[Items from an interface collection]

___

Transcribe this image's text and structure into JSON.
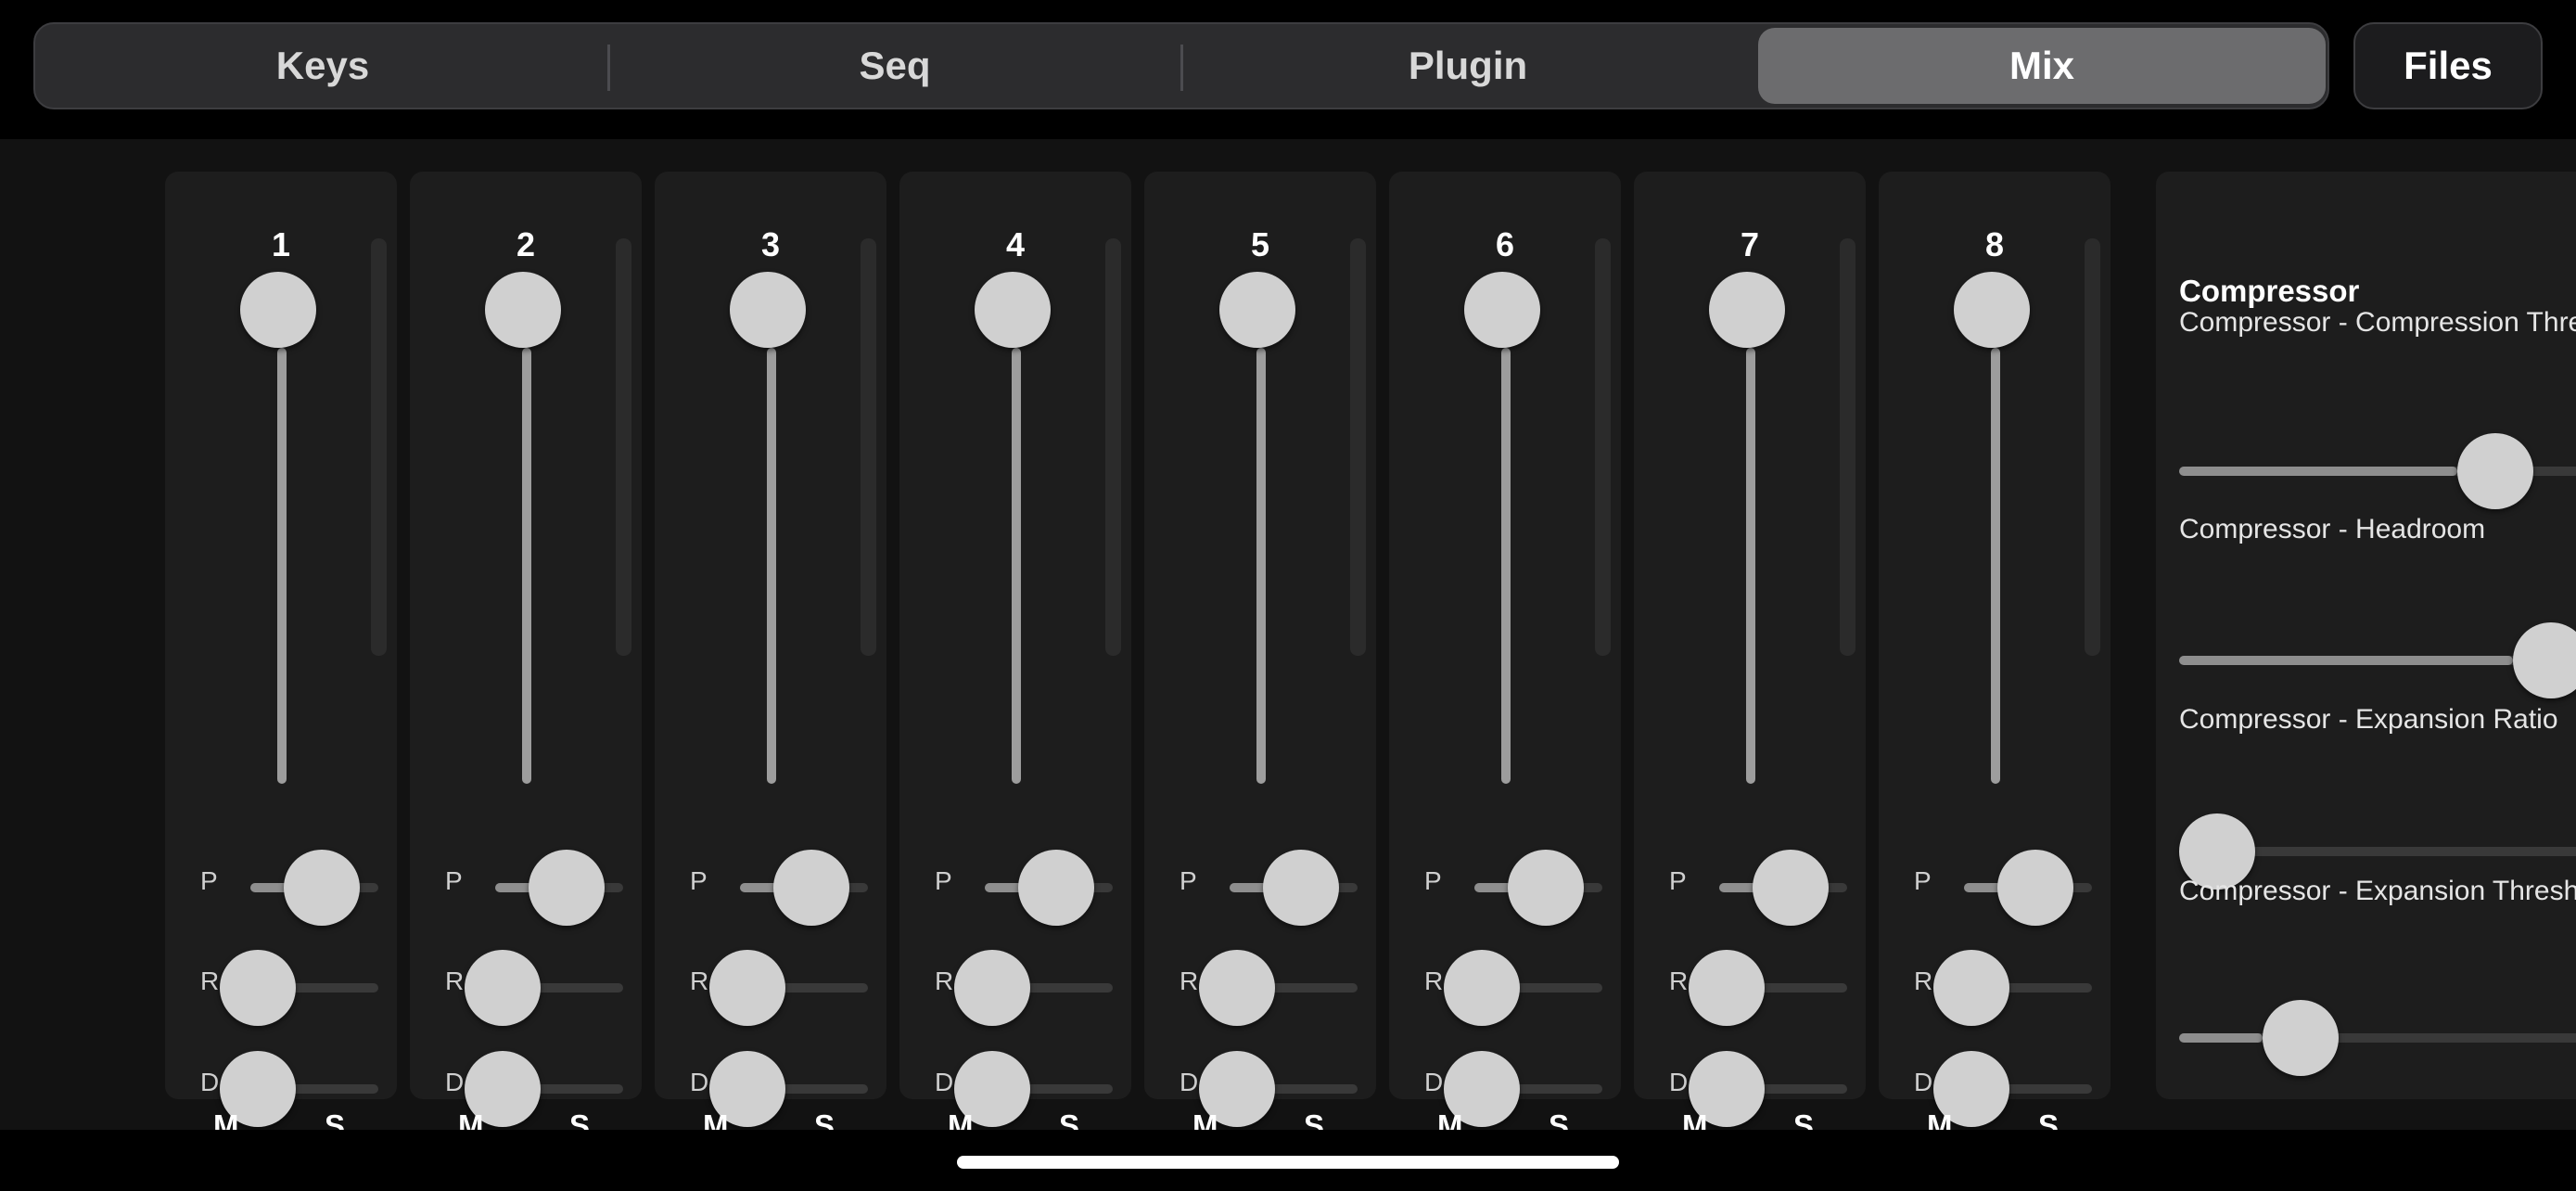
{
  "tabs": [
    {
      "label": "Keys",
      "active": false
    },
    {
      "label": "Seq",
      "active": false
    },
    {
      "label": "Plugin",
      "active": false
    },
    {
      "label": "Mix",
      "active": true
    }
  ],
  "files_label": "Files",
  "knob_labels": {
    "pan": "P",
    "reverb": "R",
    "delay": "D",
    "mute": "M",
    "solo": "S"
  },
  "channels": [
    {
      "number": "1",
      "volume": 1.0,
      "pan": 0.5,
      "reverb": 0.0,
      "delay": 0.0
    },
    {
      "number": "2",
      "volume": 1.0,
      "pan": 0.5,
      "reverb": 0.0,
      "delay": 0.0
    },
    {
      "number": "3",
      "volume": 1.0,
      "pan": 0.5,
      "reverb": 0.0,
      "delay": 0.0
    },
    {
      "number": "4",
      "volume": 1.0,
      "pan": 0.5,
      "reverb": 0.0,
      "delay": 0.0
    },
    {
      "number": "5",
      "volume": 1.0,
      "pan": 0.5,
      "reverb": 0.0,
      "delay": 0.0
    },
    {
      "number": "6",
      "volume": 1.0,
      "pan": 0.5,
      "reverb": 0.0,
      "delay": 0.0
    },
    {
      "number": "7",
      "volume": 1.0,
      "pan": 0.5,
      "reverb": 0.0,
      "delay": 0.0
    },
    {
      "number": "8",
      "volume": 1.0,
      "pan": 0.5,
      "reverb": 0.0,
      "delay": 0.0
    }
  ],
  "compressor": {
    "title": "Compressor",
    "params": [
      {
        "label": "Compressor - Compression Threshold",
        "value": 0.5
      },
      {
        "label": "Compressor - Headroom",
        "value": 0.6
      },
      {
        "label": "Compressor - Expansion Ratio",
        "value": 0.0
      },
      {
        "label": "Compressor - Expansion Threshold",
        "value": 0.15
      }
    ]
  }
}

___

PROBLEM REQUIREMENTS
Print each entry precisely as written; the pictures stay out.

OUTPUT FOR THIS EXERCISE
Transcribe this image's text and structure into JSON.
{
  "tabs": [
    {
      "label": "Keys",
      "active": false
    },
    {
      "label": "Seq",
      "active": false
    },
    {
      "label": "Plugin",
      "active": false
    },
    {
      "label": "Mix",
      "active": true
    }
  ],
  "files_label": "Files",
  "knob_labels": {
    "pan": "P",
    "reverb": "R",
    "delay": "D",
    "mute": "M",
    "solo": "S"
  },
  "channels": [
    {
      "number": "1",
      "volume": 1.0,
      "pan": 0.5,
      "reverb": 0.0,
      "delay": 0.0
    },
    {
      "number": "2",
      "volume": 1.0,
      "pan": 0.5,
      "reverb": 0.0,
      "delay": 0.0
    },
    {
      "number": "3",
      "volume": 1.0,
      "pan": 0.5,
      "reverb": 0.0,
      "delay": 0.0
    },
    {
      "number": "4",
      "volume": 1.0,
      "pan": 0.5,
      "reverb": 0.0,
      "delay": 0.0
    },
    {
      "number": "5",
      "volume": 1.0,
      "pan": 0.5,
      "reverb": 0.0,
      "delay": 0.0
    },
    {
      "number": "6",
      "volume": 1.0,
      "pan": 0.5,
      "reverb": 0.0,
      "delay": 0.0
    },
    {
      "number": "7",
      "volume": 1.0,
      "pan": 0.5,
      "reverb": 0.0,
      "delay": 0.0
    },
    {
      "number": "8",
      "volume": 1.0,
      "pan": 0.5,
      "reverb": 0.0,
      "delay": 0.0
    }
  ],
  "compressor": {
    "title": "Compressor",
    "params": [
      {
        "label": "Compressor - Compression Threshold",
        "value": 0.5
      },
      {
        "label": "Compressor - Headroom",
        "value": 0.6
      },
      {
        "label": "Compressor - Expansion Ratio",
        "value": 0.0
      },
      {
        "label": "Compressor - Expansion Threshold",
        "value": 0.15
      }
    ]
  }
}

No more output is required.